Green Capital Award

The European Green Capital and Green Leaf award winners were announced in a ceremony on the 8th of October in Lisbon, the current Green Capital. Commissioner Virginijus Sinkevicius awarded Grenoble as the Green Capital of 2022. The Green Leaf award, for cities with less than 100.000 inhabitants went to Gabrovo in Bulgaria and Lappeenranta in Finland.

The winners and finalists of the green city awards have proven to be resilient and shown that, even in the most difficult circumstances like this year’s, rapid changes are possible (Commissioner Virginijus Sinkevicius).

An expert jury looked at four different cities and twelve indicators. Grenoble was awarded the Green Capital title because it scored exceptionally high in climate mitigation and adaptation.
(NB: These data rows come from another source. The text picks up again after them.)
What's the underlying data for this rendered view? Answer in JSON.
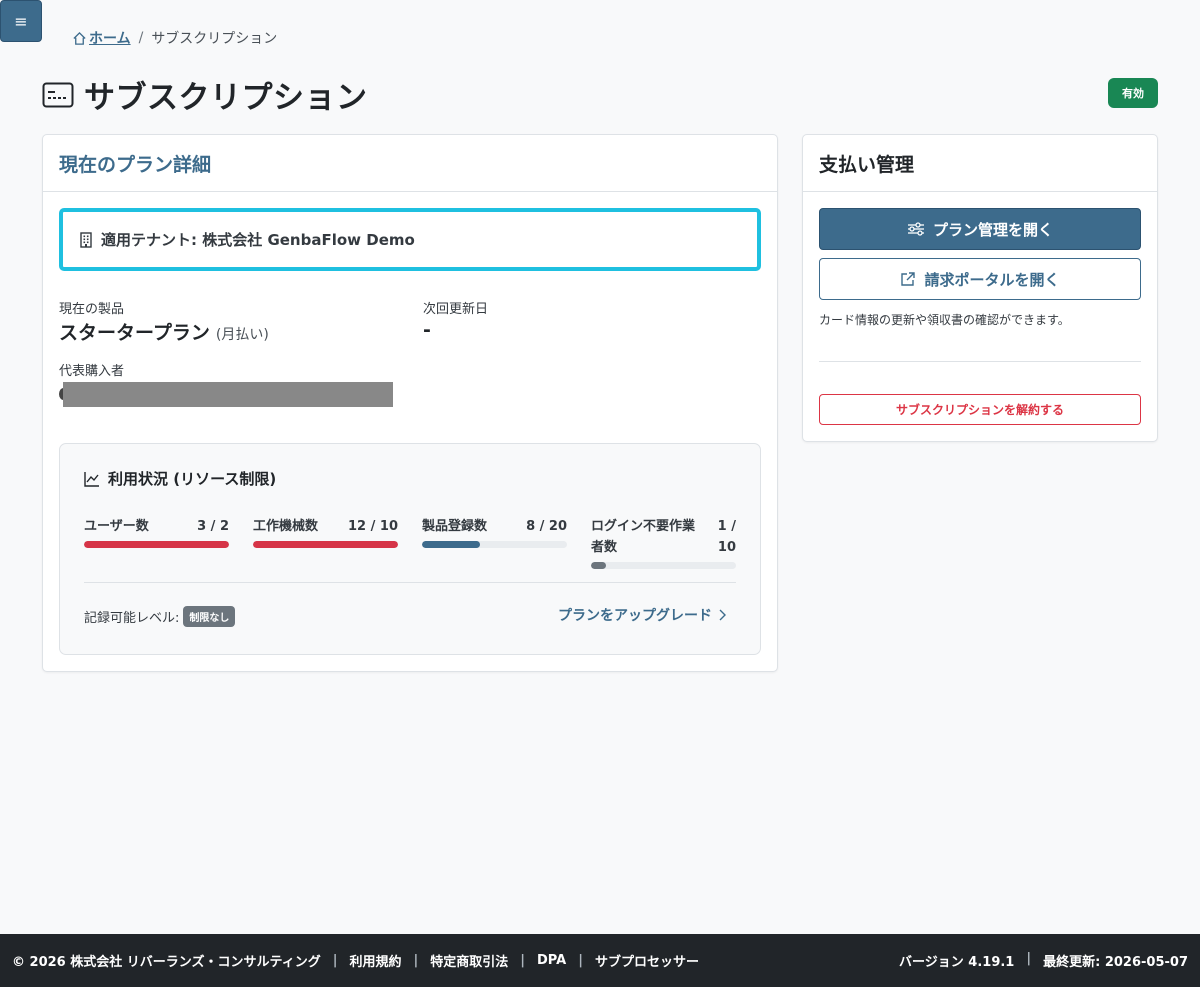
{
  "menu_toggle": {
    "glyph": "≡"
  },
  "breadcrumb": {
    "home": "ホーム",
    "separator": "/",
    "current": "サブスクリプション"
  },
  "page": {
    "title": "サブスクリプション",
    "status": "有効"
  },
  "plan_card": {
    "header": "現在のプラン詳細",
    "tenant": "適用テナント: 株式会社 GenbaFlow Demo",
    "product_label": "現在の製品",
    "product_value": "スタータープラン",
    "billing_cycle": "(月払い)",
    "renewal_label": "次回更新日",
    "renewal_value": "-",
    "purchaser_label": "代表購入者",
    "usage": {
      "title": "利用状況 (リソース制限)",
      "metrics": [
        {
          "label": "ユーザー数",
          "value": "3 / 2",
          "fill": 1.0,
          "color": "#d63447"
        },
        {
          "label": "工作機械数",
          "value": "12 / 10",
          "fill": 1.0,
          "color": "#d63447"
        },
        {
          "label": "製品登録数",
          "value": "8 / 20",
          "fill": 0.4,
          "color": "#3d6b8c"
        },
        {
          "label": "ログイン不要作業者数",
          "value": "1 / 10",
          "fill": 0.1,
          "color": "#6c757d"
        }
      ],
      "record_level_label": "記録可能レベル:",
      "record_level_value": "制限なし",
      "upgrade_link": "プランをアップグレード"
    }
  },
  "pay_card": {
    "header": "支払い管理",
    "open_plan": "プラン管理を開く",
    "open_portal": "請求ポータルを開く",
    "note": "カード情報の更新や領収書の確認ができます。",
    "cancel": "サブスクリプションを解約する"
  },
  "footer": {
    "copyright": "© 2026 株式会社 リバーランズ・コンサルティング",
    "links": [
      "利用規約",
      "特定商取引法",
      "DPA",
      "サブプロセッサー"
    ],
    "version": "バージョン 4.19.1",
    "updated": "最終更新: 2026-05-07"
  },
  "colors": {
    "primary": "#3d6b8c",
    "success": "#198754",
    "danger": "#dc3545",
    "focus": "#1fc0e0"
  }
}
The city was granted 350.000 euros to start a ‘green year’ full of sustainable initiatives and events. Éric Piolle, the Mayor of Grenoble stated that:

We all need to adapt our way of life and I am sure that being a European Green Capital will help us to go further.

Grenoble Alpes Metropole

Grenoble is a city surounded by nature, and home to one of our members, the periurban park Grenoble Alpes Métropole. Six open recreational areas, together forming 593 ha (195 ha are under the control of “Grenoble Alpes Métropole”) surround the city and are connected to this initiative, allowing 404.000 “city dwellers” to get in touch with nature. These areas are now preserved and reserved for recreational and educational activities such as outdoor sports and are important for the natural, historical and cultural heritage of the area. Without a doubt, these parks played a key role in the green cities’ success.

We congratulate the City of Grenoble and hope to see more of both the city and the surrounding natural areas in the following years!